Trinity Hall
07 Feb 2018
(old shelfmarks **A.41, K. VI. 33) 
Author:Thomas Bever (1725 – 1791)
Date:18th c., c. 1764 (see Notes)
Material:Paper. Watermarks (in gutter or cut off at top); crown (possibly crowned shield with fleur-de-lys as Trinity Hall MSS 23, 39); GR
Physical Description:115 folios (foliated i, 1 – 113, ii) 253 x 185 (ca. 224 – 230 x 154 – 159) mm, 19 – 24 long lines, ruled in ink (inner margin only), 5 leaves lost between fols. 113 – ii
Rubric:(Title) Lecture 10th. Objects of Law
Incipit:We are now to consider man placed by virtue of his own Act in conection with a family
2o folio:This notion
Explicit:These services first arose from the vicinity of one mans estate to anothers when property began to be ascertained.
Contents:Fols. 1r – 113r, Law Lectures: Objects of Law, Lectures 10 - 13
Script:Good cursive mixed hand
Provenance:‘J. Coxe Hippisley, Hertford College, Oxford’, 18th c. (inscription of John Coxe Hippisley (1746-1825), fol. i recto); 19thcentury Trinity Hall bookplate inside upper cover.
Binding:18th c., reversed brown leather over paste boards, blind-tooled edge design, traces of old title on spine, (BEVER CIVIL LAW) edges speckled red; endbands lost
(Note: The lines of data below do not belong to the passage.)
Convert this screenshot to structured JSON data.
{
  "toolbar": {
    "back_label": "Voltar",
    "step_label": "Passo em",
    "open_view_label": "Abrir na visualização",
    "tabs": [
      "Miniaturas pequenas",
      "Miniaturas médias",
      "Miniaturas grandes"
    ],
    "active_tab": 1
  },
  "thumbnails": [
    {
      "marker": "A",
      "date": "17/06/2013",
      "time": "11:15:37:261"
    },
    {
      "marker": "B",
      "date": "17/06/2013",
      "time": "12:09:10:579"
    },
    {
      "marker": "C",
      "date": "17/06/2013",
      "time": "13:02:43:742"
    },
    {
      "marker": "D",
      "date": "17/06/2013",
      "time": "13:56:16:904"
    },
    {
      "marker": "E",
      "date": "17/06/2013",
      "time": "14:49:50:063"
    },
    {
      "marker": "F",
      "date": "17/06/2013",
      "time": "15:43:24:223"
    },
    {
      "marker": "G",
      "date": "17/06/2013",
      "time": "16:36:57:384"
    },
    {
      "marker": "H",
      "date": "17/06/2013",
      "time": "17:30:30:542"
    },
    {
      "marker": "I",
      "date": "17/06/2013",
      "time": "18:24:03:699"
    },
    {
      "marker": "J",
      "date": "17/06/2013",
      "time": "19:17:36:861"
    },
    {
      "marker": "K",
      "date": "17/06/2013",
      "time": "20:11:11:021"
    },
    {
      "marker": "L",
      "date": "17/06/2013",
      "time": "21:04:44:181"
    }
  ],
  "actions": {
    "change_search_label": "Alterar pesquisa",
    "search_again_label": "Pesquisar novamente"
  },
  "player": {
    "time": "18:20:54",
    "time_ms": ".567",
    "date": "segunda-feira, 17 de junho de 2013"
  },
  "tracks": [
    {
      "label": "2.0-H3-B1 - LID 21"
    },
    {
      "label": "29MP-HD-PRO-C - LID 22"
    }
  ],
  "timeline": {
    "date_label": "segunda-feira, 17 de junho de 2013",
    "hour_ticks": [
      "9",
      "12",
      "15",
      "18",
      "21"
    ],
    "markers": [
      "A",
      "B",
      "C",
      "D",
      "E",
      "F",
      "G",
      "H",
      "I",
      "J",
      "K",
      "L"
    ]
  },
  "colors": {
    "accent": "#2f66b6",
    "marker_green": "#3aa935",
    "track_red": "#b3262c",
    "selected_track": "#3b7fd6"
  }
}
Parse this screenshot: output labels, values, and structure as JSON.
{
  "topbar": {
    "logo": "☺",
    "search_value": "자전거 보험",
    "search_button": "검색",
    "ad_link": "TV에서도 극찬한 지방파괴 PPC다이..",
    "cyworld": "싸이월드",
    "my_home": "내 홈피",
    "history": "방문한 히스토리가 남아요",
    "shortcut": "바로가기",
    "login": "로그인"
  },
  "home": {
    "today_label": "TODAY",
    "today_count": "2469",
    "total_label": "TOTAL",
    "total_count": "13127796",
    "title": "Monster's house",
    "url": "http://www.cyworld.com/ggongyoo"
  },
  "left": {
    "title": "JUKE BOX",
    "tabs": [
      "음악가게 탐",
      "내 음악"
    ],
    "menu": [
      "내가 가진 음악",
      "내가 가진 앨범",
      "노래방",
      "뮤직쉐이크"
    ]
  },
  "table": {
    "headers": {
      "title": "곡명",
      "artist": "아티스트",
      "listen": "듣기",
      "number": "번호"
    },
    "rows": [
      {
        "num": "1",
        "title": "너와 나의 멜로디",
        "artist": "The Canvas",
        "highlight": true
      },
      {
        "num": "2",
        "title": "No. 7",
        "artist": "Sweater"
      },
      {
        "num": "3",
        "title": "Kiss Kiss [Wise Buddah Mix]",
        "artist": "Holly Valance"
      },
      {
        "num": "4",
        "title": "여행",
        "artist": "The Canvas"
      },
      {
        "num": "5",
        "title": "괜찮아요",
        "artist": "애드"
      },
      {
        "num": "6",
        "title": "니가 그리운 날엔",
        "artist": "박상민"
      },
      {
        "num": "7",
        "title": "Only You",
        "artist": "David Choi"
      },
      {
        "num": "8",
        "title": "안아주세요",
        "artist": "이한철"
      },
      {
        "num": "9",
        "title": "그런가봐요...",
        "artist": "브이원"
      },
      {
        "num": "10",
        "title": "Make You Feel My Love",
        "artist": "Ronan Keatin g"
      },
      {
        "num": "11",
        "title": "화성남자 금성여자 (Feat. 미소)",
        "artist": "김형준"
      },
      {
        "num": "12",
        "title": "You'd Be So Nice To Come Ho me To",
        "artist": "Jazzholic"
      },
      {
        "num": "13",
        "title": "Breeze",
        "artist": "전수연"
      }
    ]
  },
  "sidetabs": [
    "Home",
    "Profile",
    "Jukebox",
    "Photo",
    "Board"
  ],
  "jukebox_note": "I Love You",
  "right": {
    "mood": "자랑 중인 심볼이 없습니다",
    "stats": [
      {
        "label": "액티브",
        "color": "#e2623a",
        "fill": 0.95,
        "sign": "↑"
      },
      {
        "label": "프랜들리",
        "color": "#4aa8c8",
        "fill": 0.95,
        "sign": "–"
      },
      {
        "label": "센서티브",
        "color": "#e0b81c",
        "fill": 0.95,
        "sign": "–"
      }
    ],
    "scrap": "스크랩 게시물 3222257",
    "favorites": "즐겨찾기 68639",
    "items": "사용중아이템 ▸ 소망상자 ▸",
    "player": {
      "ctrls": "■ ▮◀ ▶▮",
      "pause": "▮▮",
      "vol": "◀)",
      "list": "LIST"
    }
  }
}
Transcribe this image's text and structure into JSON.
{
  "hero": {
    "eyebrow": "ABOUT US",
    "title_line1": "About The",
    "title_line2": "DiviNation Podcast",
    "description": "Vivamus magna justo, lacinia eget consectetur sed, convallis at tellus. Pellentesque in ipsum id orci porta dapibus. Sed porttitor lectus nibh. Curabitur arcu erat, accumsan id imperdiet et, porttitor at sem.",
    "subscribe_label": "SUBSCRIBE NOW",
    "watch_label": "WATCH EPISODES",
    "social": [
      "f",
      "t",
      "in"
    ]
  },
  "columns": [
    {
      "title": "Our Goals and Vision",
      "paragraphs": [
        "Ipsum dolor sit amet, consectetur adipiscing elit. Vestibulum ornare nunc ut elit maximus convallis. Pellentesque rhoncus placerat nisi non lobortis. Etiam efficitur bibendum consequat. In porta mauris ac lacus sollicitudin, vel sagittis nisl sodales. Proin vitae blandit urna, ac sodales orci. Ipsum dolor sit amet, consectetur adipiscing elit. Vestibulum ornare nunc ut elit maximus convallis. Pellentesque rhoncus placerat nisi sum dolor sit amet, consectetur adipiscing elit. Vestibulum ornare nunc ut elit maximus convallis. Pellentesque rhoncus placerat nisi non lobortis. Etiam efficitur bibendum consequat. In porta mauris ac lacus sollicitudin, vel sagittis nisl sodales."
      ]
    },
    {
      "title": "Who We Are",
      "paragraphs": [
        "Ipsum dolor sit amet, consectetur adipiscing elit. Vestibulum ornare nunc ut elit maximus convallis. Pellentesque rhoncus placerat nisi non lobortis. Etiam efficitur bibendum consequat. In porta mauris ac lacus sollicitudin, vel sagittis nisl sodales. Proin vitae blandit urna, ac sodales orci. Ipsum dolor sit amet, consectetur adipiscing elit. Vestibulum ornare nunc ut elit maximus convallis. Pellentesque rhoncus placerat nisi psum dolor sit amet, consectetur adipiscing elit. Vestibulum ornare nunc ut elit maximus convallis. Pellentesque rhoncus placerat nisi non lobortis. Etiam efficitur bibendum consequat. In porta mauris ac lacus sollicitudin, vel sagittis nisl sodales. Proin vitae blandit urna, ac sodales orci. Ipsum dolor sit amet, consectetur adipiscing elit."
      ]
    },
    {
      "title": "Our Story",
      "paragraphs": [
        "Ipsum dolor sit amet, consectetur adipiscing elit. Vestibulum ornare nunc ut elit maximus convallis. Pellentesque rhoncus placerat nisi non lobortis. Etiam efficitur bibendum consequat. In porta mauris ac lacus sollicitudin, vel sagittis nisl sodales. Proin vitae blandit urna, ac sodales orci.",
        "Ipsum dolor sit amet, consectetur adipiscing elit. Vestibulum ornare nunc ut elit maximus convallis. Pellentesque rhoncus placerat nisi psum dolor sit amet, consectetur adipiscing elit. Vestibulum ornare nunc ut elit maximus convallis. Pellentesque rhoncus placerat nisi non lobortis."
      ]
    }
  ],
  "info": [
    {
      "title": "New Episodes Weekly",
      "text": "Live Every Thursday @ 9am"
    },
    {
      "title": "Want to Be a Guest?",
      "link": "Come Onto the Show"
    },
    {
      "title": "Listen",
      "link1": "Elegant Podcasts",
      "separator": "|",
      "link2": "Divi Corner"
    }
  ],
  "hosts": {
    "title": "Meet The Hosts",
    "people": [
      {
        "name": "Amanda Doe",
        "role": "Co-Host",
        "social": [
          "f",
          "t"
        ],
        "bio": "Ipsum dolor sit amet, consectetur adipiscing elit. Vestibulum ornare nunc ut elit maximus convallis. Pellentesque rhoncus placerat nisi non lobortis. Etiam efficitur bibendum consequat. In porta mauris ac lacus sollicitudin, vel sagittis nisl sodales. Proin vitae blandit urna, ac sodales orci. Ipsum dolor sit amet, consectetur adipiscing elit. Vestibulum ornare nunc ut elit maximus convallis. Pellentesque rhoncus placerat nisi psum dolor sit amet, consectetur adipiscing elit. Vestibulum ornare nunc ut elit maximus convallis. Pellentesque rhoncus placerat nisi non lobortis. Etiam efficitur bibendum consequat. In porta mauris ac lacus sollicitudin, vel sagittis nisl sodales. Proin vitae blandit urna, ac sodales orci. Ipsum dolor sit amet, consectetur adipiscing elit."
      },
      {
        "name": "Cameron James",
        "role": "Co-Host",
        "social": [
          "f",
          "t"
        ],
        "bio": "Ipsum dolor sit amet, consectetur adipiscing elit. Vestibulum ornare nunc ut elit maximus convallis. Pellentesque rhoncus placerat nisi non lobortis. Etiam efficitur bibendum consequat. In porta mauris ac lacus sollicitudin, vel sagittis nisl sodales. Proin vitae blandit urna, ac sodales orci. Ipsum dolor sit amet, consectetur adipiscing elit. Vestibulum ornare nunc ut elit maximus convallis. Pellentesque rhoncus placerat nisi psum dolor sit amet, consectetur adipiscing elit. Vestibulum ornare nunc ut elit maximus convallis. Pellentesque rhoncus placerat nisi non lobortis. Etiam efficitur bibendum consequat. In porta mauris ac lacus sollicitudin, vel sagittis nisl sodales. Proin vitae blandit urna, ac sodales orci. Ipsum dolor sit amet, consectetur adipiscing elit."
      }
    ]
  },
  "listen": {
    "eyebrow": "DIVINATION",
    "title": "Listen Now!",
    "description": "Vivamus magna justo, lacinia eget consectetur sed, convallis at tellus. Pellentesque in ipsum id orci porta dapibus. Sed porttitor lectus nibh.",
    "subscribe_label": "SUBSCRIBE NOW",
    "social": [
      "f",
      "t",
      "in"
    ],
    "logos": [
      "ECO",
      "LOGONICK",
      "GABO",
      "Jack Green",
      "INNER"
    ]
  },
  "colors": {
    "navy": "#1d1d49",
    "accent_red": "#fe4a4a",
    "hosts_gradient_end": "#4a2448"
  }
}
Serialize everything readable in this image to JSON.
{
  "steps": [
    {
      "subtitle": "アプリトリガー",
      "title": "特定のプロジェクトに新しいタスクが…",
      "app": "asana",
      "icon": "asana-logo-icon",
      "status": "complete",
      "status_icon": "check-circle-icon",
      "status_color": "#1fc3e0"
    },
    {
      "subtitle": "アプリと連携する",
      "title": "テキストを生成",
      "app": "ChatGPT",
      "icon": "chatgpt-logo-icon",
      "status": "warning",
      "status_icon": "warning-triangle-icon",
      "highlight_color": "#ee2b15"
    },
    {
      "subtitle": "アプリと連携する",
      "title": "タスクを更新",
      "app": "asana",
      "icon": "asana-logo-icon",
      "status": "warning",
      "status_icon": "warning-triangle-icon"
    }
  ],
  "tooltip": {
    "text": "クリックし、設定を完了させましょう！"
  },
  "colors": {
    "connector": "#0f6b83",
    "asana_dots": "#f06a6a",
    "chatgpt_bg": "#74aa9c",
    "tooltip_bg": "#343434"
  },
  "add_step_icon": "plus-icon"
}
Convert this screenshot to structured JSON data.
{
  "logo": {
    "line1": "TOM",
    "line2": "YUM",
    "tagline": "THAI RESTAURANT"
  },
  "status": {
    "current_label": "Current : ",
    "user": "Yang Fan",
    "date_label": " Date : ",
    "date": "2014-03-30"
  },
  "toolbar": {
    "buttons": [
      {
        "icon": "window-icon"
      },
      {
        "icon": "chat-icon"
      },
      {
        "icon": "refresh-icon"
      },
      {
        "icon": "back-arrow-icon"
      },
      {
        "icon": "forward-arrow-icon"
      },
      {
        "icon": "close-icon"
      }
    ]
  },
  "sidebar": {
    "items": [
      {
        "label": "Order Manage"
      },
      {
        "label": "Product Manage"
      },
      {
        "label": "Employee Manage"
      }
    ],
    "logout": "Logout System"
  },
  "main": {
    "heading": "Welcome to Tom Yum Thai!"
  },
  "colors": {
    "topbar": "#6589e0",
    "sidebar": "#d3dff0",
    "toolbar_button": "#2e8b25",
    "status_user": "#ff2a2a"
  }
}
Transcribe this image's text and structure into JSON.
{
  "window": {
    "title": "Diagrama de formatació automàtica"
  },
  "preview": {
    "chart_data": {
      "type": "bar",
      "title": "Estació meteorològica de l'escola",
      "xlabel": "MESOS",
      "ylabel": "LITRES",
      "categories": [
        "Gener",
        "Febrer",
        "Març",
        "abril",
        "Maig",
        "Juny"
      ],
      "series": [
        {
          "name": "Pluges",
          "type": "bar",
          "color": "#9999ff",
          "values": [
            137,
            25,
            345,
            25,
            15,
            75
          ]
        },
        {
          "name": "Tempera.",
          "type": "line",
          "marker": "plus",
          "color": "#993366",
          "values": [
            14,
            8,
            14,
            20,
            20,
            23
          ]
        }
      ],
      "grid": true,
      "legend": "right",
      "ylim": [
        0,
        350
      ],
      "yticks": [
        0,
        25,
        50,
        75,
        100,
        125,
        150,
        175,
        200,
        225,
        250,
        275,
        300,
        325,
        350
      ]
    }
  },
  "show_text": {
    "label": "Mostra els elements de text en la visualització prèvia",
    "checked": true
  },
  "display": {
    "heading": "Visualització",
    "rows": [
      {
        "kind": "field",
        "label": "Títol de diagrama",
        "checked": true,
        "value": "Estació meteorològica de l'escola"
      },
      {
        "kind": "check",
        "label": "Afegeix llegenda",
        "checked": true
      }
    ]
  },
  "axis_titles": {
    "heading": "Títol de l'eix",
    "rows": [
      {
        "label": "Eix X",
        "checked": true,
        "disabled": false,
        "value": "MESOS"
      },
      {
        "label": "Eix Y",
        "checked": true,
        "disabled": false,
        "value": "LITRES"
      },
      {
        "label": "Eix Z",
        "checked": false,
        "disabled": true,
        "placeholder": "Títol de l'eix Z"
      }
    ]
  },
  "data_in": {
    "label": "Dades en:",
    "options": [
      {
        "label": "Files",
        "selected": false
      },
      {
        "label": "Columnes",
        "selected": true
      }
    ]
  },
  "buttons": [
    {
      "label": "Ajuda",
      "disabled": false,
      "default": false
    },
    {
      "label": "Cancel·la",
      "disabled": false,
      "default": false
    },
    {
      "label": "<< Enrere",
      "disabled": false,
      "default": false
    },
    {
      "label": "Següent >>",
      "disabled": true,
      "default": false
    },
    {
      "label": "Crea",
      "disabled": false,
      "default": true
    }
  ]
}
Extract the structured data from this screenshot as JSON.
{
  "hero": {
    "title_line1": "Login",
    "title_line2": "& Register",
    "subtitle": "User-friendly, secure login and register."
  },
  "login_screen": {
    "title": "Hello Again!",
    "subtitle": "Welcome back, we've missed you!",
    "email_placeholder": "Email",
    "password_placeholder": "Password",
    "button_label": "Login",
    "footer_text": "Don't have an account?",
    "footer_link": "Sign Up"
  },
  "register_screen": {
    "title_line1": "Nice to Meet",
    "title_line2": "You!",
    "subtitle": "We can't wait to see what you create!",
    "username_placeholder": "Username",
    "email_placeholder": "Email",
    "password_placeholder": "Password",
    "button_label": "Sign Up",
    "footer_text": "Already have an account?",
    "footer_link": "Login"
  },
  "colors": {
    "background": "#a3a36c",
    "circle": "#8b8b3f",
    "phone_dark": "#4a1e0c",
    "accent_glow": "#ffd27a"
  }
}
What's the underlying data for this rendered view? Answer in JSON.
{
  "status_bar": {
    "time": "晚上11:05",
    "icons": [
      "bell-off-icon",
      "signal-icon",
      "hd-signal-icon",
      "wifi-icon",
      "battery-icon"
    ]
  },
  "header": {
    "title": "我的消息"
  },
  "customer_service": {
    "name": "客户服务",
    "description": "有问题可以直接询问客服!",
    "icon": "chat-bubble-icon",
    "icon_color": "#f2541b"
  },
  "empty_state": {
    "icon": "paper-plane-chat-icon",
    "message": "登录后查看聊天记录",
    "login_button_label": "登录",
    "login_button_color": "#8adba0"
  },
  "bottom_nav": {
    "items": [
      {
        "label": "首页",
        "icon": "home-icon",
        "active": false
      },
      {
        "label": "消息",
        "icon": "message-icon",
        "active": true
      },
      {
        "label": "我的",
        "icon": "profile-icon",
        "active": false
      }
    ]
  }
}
Notes:Written on rectos only. Occasional corrections and notes. This MS appears to be a copy of part of a series of lectures by Thomas Bever (1725 – 1791). The final autograph copy of the series is now Oxford, All Souls College, Codrington Library, MS 109. The colophon on fol. 29r of Codrington Library, MS 109 states that ‘The whole has been several times revised and improved, and intirely transcribed from the first copy by my own Hand, T. Bever, July 3, 1764’. Trinity Hall MS 41 is in a contemporary hand, with minor variances in the text, and presumably written by a student who attended Bever’s lectures or studied with him.
An expert opinion on this MS was kindly provided by Prof. Emily Kadens of the University of Texas. Trinity Hall is also grateful to Mrs N. Aubertin-Potter of the Codrington library, All Souls, Oxford, for her assistance.
© Trinity Hall, Cambridge